Work order. Without the pictures, set down every line of the data exactly.

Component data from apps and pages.
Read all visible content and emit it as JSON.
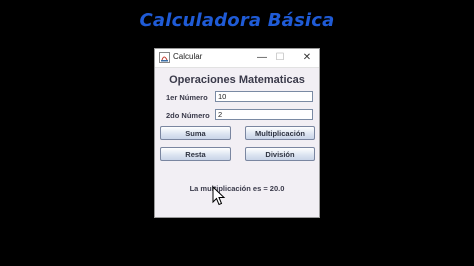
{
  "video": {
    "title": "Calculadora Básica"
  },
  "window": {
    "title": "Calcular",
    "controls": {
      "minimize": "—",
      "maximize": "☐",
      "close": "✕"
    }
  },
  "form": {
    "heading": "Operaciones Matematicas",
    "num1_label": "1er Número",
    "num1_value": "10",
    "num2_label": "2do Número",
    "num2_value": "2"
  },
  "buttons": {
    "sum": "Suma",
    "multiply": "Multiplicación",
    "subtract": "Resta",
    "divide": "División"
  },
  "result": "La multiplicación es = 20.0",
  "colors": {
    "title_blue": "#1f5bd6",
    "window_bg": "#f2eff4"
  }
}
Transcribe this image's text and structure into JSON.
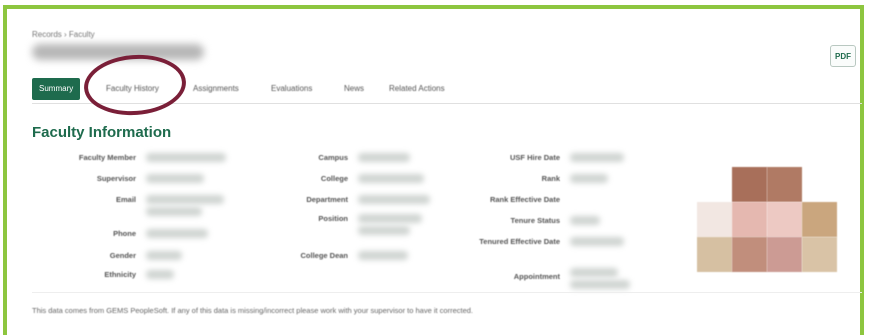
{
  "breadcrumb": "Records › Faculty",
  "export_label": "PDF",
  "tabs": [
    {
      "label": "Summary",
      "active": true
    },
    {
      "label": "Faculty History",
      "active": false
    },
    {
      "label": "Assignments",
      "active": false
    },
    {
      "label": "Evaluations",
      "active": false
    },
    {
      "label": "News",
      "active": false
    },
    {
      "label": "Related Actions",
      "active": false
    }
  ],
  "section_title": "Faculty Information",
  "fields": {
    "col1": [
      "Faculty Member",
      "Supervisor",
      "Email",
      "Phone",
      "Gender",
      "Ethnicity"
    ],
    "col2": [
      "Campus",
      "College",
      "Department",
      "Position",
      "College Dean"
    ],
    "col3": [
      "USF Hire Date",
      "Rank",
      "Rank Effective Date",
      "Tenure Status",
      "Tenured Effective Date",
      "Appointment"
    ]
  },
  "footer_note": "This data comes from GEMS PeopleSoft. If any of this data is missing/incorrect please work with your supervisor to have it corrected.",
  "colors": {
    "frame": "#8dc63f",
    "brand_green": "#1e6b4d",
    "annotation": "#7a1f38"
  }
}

Your solution.
Read all visible content and emit it as JSON.
{
  "video": {
    "title": "Calculadora Básica"
  },
  "window": {
    "title": "Calcular",
    "controls": {
      "minimize": "—",
      "maximize": "☐",
      "close": "✕"
    }
  },
  "form": {
    "heading": "Operaciones Matematicas",
    "num1_label": "1er Número",
    "num1_value": "10",
    "num2_label": "2do Número",
    "num2_value": "2"
  },
  "buttons": {
    "sum": "Suma",
    "multiply": "Multiplicación",
    "subtract": "Resta",
    "divide": "División"
  },
  "result": "La multiplicación es = 20.0",
  "colors": {
    "title_blue": "#1f5bd6",
    "window_bg": "#f2eff4"
  }
}
Transcribe this image's text and structure into JSON.
{
  "breadcrumb": "Records › Faculty",
  "export_label": "PDF",
  "tabs": [
    {
      "label": "Summary",
      "active": true
    },
    {
      "label": "Faculty History",
      "active": false
    },
    {
      "label": "Assignments",
      "active": false
    },
    {
      "label": "Evaluations",
      "active": false
    },
    {
      "label": "News",
      "active": false
    },
    {
      "label": "Related Actions",
      "active": false
    }
  ],
  "section_title": "Faculty Information",
  "fields": {
    "col1": [
      "Faculty Member",
      "Supervisor",
      "Email",
      "Phone",
      "Gender",
      "Ethnicity"
    ],
    "col2": [
      "Campus",
      "College",
      "Department",
      "Position",
      "College Dean"
    ],
    "col3": [
      "USF Hire Date",
      "Rank",
      "Rank Effective Date",
      "Tenure Status",
      "Tenured Effective Date",
      "Appointment"
    ]
  },
  "footer_note": "This data comes from GEMS PeopleSoft. If any of this data is missing/incorrect please work with your supervisor to have it corrected.",
  "colors": {
    "frame": "#8dc63f",
    "brand_green": "#1e6b4d",
    "annotation": "#7a1f38"
  }
}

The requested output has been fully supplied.